- [How to complete this task] In full and exactly, reproduce the entries below, but omit the pictures.

- [Record excerpts]
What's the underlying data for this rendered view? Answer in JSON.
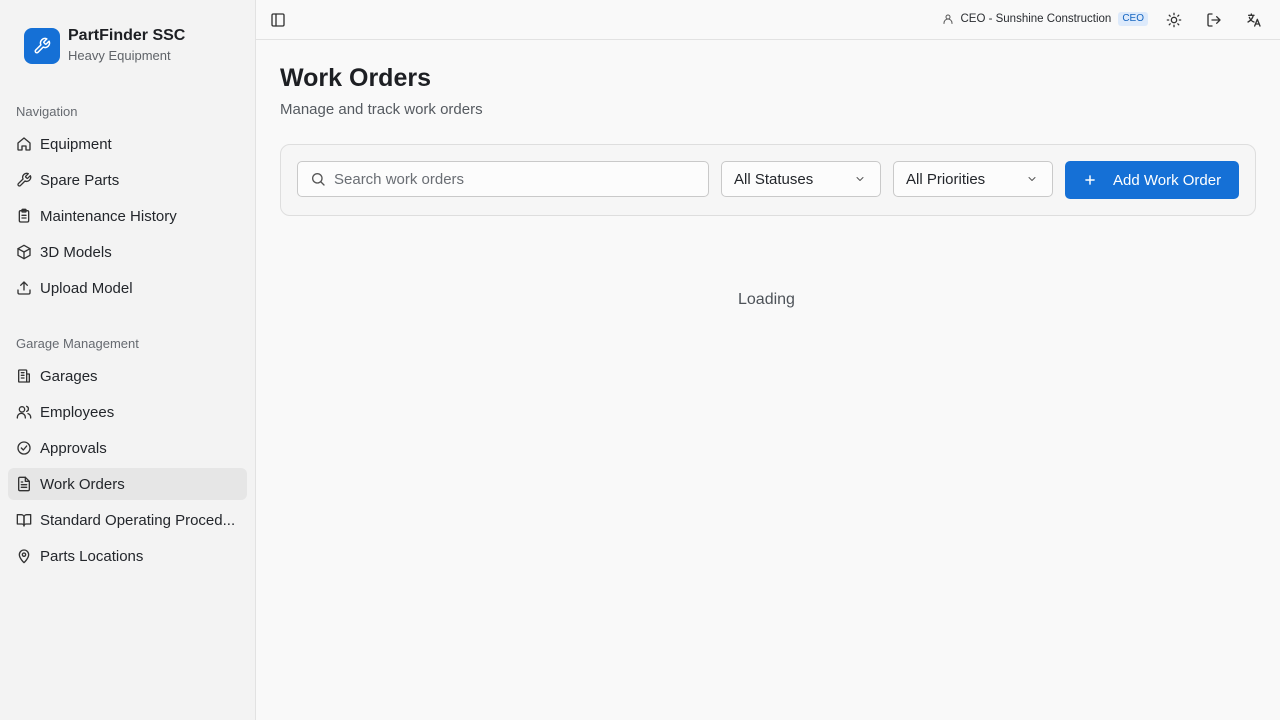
{
  "brand": {
    "name": "PartFinder SSC",
    "subtitle": "Heavy Equipment",
    "icon": "wrench-icon"
  },
  "sidebar": {
    "navigation_label": "Navigation",
    "navigation": [
      {
        "label": "Equipment",
        "icon": "home-icon"
      },
      {
        "label": "Spare Parts",
        "icon": "wrench-icon"
      },
      {
        "label": "Maintenance History",
        "icon": "clipboard-icon"
      },
      {
        "label": "3D Models",
        "icon": "cube-icon"
      },
      {
        "label": "Upload Model",
        "icon": "upload-icon"
      }
    ],
    "garage_label": "Garage Management",
    "garage": [
      {
        "label": "Garages",
        "icon": "building-icon"
      },
      {
        "label": "Employees",
        "icon": "users-icon"
      },
      {
        "label": "Approvals",
        "icon": "check-circle-icon"
      },
      {
        "label": "Work Orders",
        "icon": "document-icon",
        "active": true
      },
      {
        "label": "Standard Operating Proced...",
        "icon": "book-icon"
      },
      {
        "label": "Parts Locations",
        "icon": "map-pin-icon"
      }
    ]
  },
  "topbar": {
    "user": "CEO - Sunshine Construction",
    "role_badge": "CEO",
    "icons": [
      "sidebar-toggle-icon",
      "user-icon",
      "sun-icon",
      "logout-icon",
      "language-icon"
    ]
  },
  "page": {
    "title": "Work Orders",
    "subtitle": "Manage and track work orders"
  },
  "filters": {
    "search_placeholder": "Search work orders",
    "status_selected": "All Statuses",
    "priority_selected": "All Priorities",
    "add_button": "Add Work Order"
  },
  "status_text": "Loading",
  "colors": {
    "accent": "#1570d6",
    "badge_bg": "#ddeafb",
    "badge_text": "#1565c0"
  }
}
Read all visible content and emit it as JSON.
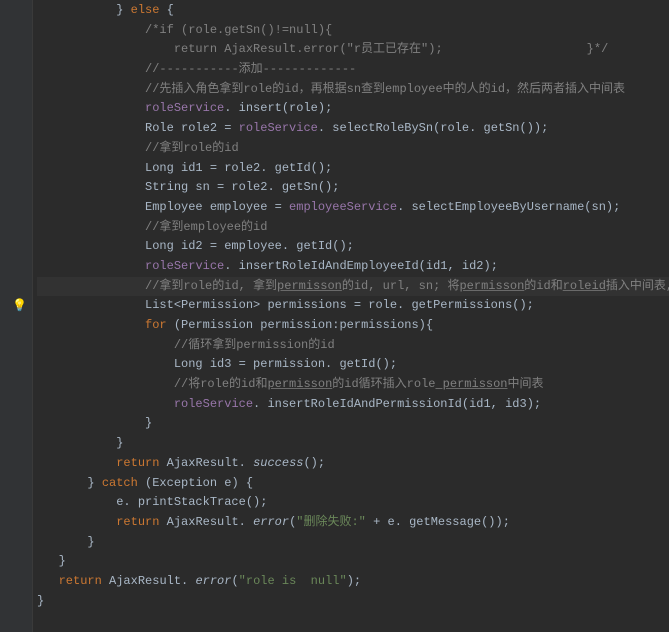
{
  "gutter": {
    "bulb_icon": "💡",
    "bulb_line_index": 15
  },
  "lines": [
    [
      [
        "typ",
        "           } "
      ],
      [
        "kw",
        "else"
      ],
      [
        "typ",
        " {"
      ]
    ],
    [
      [
        "typ",
        "               "
      ],
      [
        "cmt",
        "/*if (role.getSn()!=null){"
      ]
    ],
    [
      [
        "typ",
        "                   "
      ],
      [
        "cmt",
        "return AjaxResult.error(\"r员工已存在\");                    }*/"
      ]
    ],
    [
      [
        "typ",
        "               "
      ],
      [
        "cmt",
        "//-----------添加-------------"
      ]
    ],
    [
      [
        "typ",
        "               "
      ],
      [
        "cmt",
        "//先插入角色拿到role的id，再根据sn查到employee中的人的id，然后两者插入中间表"
      ]
    ],
    [
      [
        "typ",
        "               "
      ],
      [
        "fld",
        "roleService"
      ],
      [
        "typ",
        ". insert(role);"
      ]
    ],
    [
      [
        "typ",
        "               Role role2 = "
      ],
      [
        "fld",
        "roleService"
      ],
      [
        "typ",
        ". selectRoleBySn(role. getSn());"
      ]
    ],
    [
      [
        "typ",
        "               "
      ],
      [
        "cmt",
        "//拿到role的id"
      ]
    ],
    [
      [
        "typ",
        "               Long id1 = role2. getId();"
      ]
    ],
    [
      [
        "typ",
        "               String sn = role2. getSn();"
      ]
    ],
    [
      [
        "typ",
        "               Employee employee = "
      ],
      [
        "fld",
        "employeeService"
      ],
      [
        "typ",
        ". selectEmployeeByUsername(sn);"
      ]
    ],
    [
      [
        "typ",
        "               "
      ],
      [
        "cmt",
        "//拿到employee的id"
      ]
    ],
    [
      [
        "typ",
        "               Long id2 = employee. getId();"
      ]
    ],
    [
      [
        "typ",
        "               "
      ],
      [
        "fld",
        "roleService"
      ],
      [
        "typ",
        ". insertRoleIdAndEmployeeId(id1, id2);"
      ]
    ],
    [
      [
        "typ",
        "               "
      ],
      [
        "cmt",
        "//拿到role的id, 拿到"
      ],
      [
        "cmtu",
        "permisson"
      ],
      [
        "cmt",
        "的id, url, sn; 将"
      ],
      [
        "cmtu",
        "permisson"
      ],
      [
        "cmt",
        "的id和"
      ],
      [
        "cmtu",
        "roleid"
      ],
      [
        "cmt",
        "插入中间表,"
      ]
    ],
    [
      [
        "typ",
        "               List<Permission> permissions = role. getPermissions();"
      ]
    ],
    [
      [
        "typ",
        "               "
      ],
      [
        "kw",
        "for"
      ],
      [
        "typ",
        " (Permission permission:permissions){"
      ]
    ],
    [
      [
        "typ",
        "                   "
      ],
      [
        "cmt",
        "//循环拿到permission的id"
      ]
    ],
    [
      [
        "typ",
        "                   Long id3 = permission. getId();"
      ]
    ],
    [
      [
        "typ",
        "                   "
      ],
      [
        "cmt",
        "//将role的id和"
      ],
      [
        "cmtu",
        "permisson"
      ],
      [
        "cmt",
        "的id循环插入role"
      ],
      [
        "cmtu",
        " permisson"
      ],
      [
        "cmt",
        "中间表"
      ]
    ],
    [
      [
        "typ",
        "                   "
      ],
      [
        "fld",
        "roleService"
      ],
      [
        "typ",
        ". insertRoleIdAndPermissionId(id1, id3);"
      ]
    ],
    [
      [
        "typ",
        "               }"
      ]
    ],
    [
      [
        "typ",
        "           }"
      ]
    ],
    [
      [
        "typ",
        "           "
      ],
      [
        "kw",
        "return"
      ],
      [
        "typ",
        " AjaxResult. "
      ],
      [
        "sta",
        "success"
      ],
      [
        "typ",
        "();"
      ]
    ],
    [
      [
        "typ",
        "       } "
      ],
      [
        "kw",
        "catch"
      ],
      [
        "typ",
        " (Exception e) {"
      ]
    ],
    [
      [
        "typ",
        "           e. printStackTrace();"
      ]
    ],
    [
      [
        "typ",
        "           "
      ],
      [
        "kw",
        "return"
      ],
      [
        "typ",
        " AjaxResult. "
      ],
      [
        "sta",
        "error"
      ],
      [
        "typ",
        "("
      ],
      [
        "str",
        "\"删除失败:\""
      ],
      [
        "typ",
        " + e. getMessage());"
      ]
    ],
    [
      [
        "typ",
        "       }"
      ]
    ],
    [
      [
        "typ",
        "   }"
      ]
    ],
    [
      [
        "typ",
        "   "
      ],
      [
        "kw",
        "return"
      ],
      [
        "typ",
        " AjaxResult. "
      ],
      [
        "sta",
        "error"
      ],
      [
        "typ",
        "("
      ],
      [
        "str",
        "\"role is  null\""
      ],
      [
        "typ",
        ");"
      ]
    ],
    [
      [
        "typ",
        "}"
      ]
    ]
  ],
  "highlight_line_index": 14
}
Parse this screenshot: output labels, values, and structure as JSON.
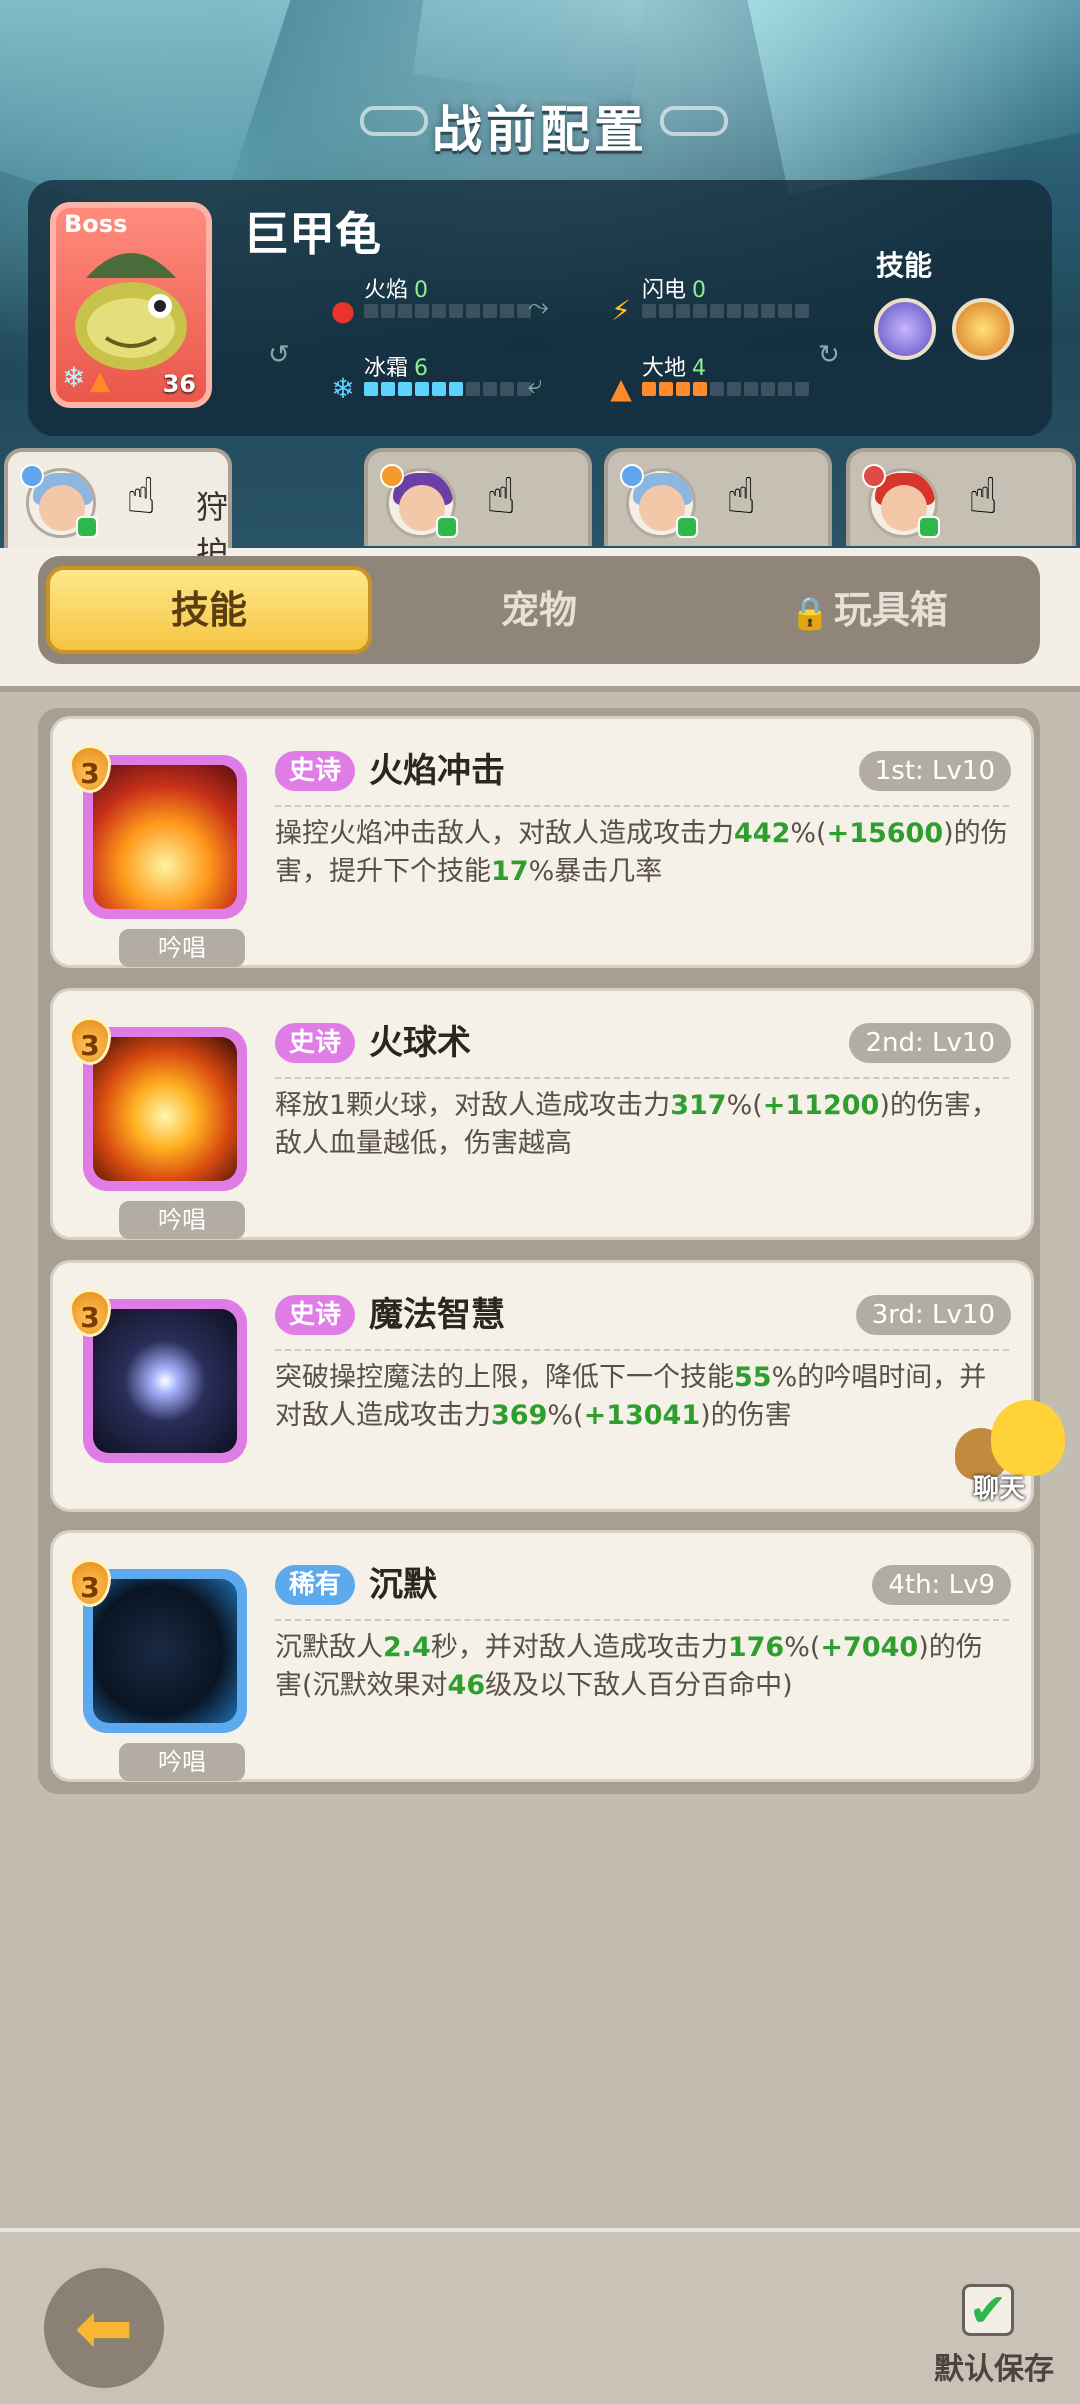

- [Task result]
What's the underlying data for this rendered view? Answer in JSON.
{
  "brand": {
    "name": "PartFinder SSC",
    "subtitle": "Heavy Equipment",
    "icon": "wrench-icon"
  },
  "sidebar": {
    "navigation_label": "Navigation",
    "navigation": [
      {
        "label": "Equipment",
        "icon": "home-icon"
      },
      {
        "label": "Spare Parts",
        "icon": "wrench-icon"
      },
      {
        "label": "Maintenance History",
        "icon": "clipboard-icon"
      },
      {
        "label": "3D Models",
        "icon": "cube-icon"
      },
      {
        "label": "Upload Model",
        "icon": "upload-icon"
      }
    ],
    "garage_label": "Garage Management",
    "garage": [
      {
        "label": "Garages",
        "icon": "building-icon"
      },
      {
        "label": "Employees",
        "icon": "users-icon"
      },
      {
        "label": "Approvals",
        "icon": "check-circle-icon"
      },
      {
        "label": "Work Orders",
        "icon": "document-icon",
        "active": true
      },
      {
        "label": "Standard Operating Proced...",
        "icon": "book-icon"
      },
      {
        "label": "Parts Locations",
        "icon": "map-pin-icon"
      }
    ]
  },
  "topbar": {
    "user": "CEO - Sunshine Construction",
    "role_badge": "CEO",
    "icons": [
      "sidebar-toggle-icon",
      "user-icon",
      "sun-icon",
      "logout-icon",
      "language-icon"
    ]
  },
  "page": {
    "title": "Work Orders",
    "subtitle": "Manage and track work orders"
  },
  "filters": {
    "search_placeholder": "Search work orders",
    "status_selected": "All Statuses",
    "priority_selected": "All Priorities",
    "add_button": "Add Work Order"
  },
  "status_text": "Loading",
  "colors": {
    "accent": "#1570d6",
    "badge_bg": "#ddeafb",
    "badge_text": "#1565c0"
  }
}
Read all visible content and emit it as JSON.
{
  "gutter": {
    "bulb_icon": "💡",
    "bulb_line_index": 15
  },
  "lines": [
    [
      [
        "typ",
        "           } "
      ],
      [
        "kw",
        "else"
      ],
      [
        "typ",
        " {"
      ]
    ],
    [
      [
        "typ",
        "               "
      ],
      [
        "cmt",
        "/*if (role.getSn()!=null){"
      ]
    ],
    [
      [
        "typ",
        "                   "
      ],
      [
        "cmt",
        "return AjaxResult.error(\"r员工已存在\");                    }*/"
      ]
    ],
    [
      [
        "typ",
        "               "
      ],
      [
        "cmt",
        "//-----------添加-------------"
      ]
    ],
    [
      [
        "typ",
        "               "
      ],
      [
        "cmt",
        "//先插入角色拿到role的id，再根据sn查到employee中的人的id，然后两者插入中间表"
      ]
    ],
    [
      [
        "typ",
        "               "
      ],
      [
        "fld",
        "roleService"
      ],
      [
        "typ",
        ". insert(role);"
      ]
    ],
    [
      [
        "typ",
        "               Role role2 = "
      ],
      [
        "fld",
        "roleService"
      ],
      [
        "typ",
        ". selectRoleBySn(role. getSn());"
      ]
    ],
    [
      [
        "typ",
        "               "
      ],
      [
        "cmt",
        "//拿到role的id"
      ]
    ],
    [
      [
        "typ",
        "               Long id1 = role2. getId();"
      ]
    ],
    [
      [
        "typ",
        "               String sn = role2. getSn();"
      ]
    ],
    [
      [
        "typ",
        "               Employee employee = "
      ],
      [
        "fld",
        "employeeService"
      ],
      [
        "typ",
        ". selectEmployeeByUsername(sn);"
      ]
    ],
    [
      [
        "typ",
        "               "
      ],
      [
        "cmt",
        "//拿到employee的id"
      ]
    ],
    [
      [
        "typ",
        "               Long id2 = employee. getId();"
      ]
    ],
    [
      [
        "typ",
        "               "
      ],
      [
        "fld",
        "roleService"
      ],
      [
        "typ",
        ". insertRoleIdAndEmployeeId(id1, id2);"
      ]
    ],
    [
      [
        "typ",
        "               "
      ],
      [
        "cmt",
        "//拿到role的id, 拿到"
      ],
      [
        "cmtu",
        "permisson"
      ],
      [
        "cmt",
        "的id, url, sn; 将"
      ],
      [
        "cmtu",
        "permisson"
      ],
      [
        "cmt",
        "的id和"
      ],
      [
        "cmtu",
        "roleid"
      ],
      [
        "cmt",
        "插入中间表,"
      ]
    ],
    [
      [
        "typ",
        "               List<Permission> permissions = role. getPermissions();"
      ]
    ],
    [
      [
        "typ",
        "               "
      ],
      [
        "kw",
        "for"
      ],
      [
        "typ",
        " (Permission permission:permissions){"
      ]
    ],
    [
      [
        "typ",
        "                   "
      ],
      [
        "cmt",
        "//循环拿到permission的id"
      ]
    ],
    [
      [
        "typ",
        "                   Long id3 = permission. getId();"
      ]
    ],
    [
      [
        "typ",
        "                   "
      ],
      [
        "cmt",
        "//将role的id和"
      ],
      [
        "cmtu",
        "permisson"
      ],
      [
        "cmt",
        "的id循环插入role"
      ],
      [
        "cmtu",
        " permisson"
      ],
      [
        "cmt",
        "中间表"
      ]
    ],
    [
      [
        "typ",
        "                   "
      ],
      [
        "fld",
        "roleService"
      ],
      [
        "typ",
        ". insertRoleIdAndPermissionId(id1, id3);"
      ]
    ],
    [
      [
        "typ",
        "               }"
      ]
    ],
    [
      [
        "typ",
        "           }"
      ]
    ],
    [
      [
        "typ",
        "           "
      ],
      [
        "kw",
        "return"
      ],
      [
        "typ",
        " AjaxResult. "
      ],
      [
        "sta",
        "success"
      ],
      [
        "typ",
        "();"
      ]
    ],
    [
      [
        "typ",
        "       } "
      ],
      [
        "kw",
        "catch"
      ],
      [
        "typ",
        " (Exception e) {"
      ]
    ],
    [
      [
        "typ",
        "           e. printStackTrace();"
      ]
    ],
    [
      [
        "typ",
        "           "
      ],
      [
        "kw",
        "return"
      ],
      [
        "typ",
        " AjaxResult. "
      ],
      [
        "sta",
        "error"
      ],
      [
        "typ",
        "("
      ],
      [
        "str",
        "\"删除失败:\""
      ],
      [
        "typ",
        " + e. getMessage());"
      ]
    ],
    [
      [
        "typ",
        "       }"
      ]
    ],
    [
      [
        "typ",
        "   }"
      ]
    ],
    [
      [
        "typ",
        "   "
      ],
      [
        "kw",
        "return"
      ],
      [
        "typ",
        " AjaxResult. "
      ],
      [
        "sta",
        "error"
      ],
      [
        "typ",
        "("
      ],
      [
        "str",
        "\"role is  null\""
      ],
      [
        "typ",
        ");"
      ]
    ],
    [
      [
        "typ",
        "}"
      ]
    ]
  ],
  "highlight_line_index": 14
}
Parse this screenshot: output labels, values, and structure as JSON.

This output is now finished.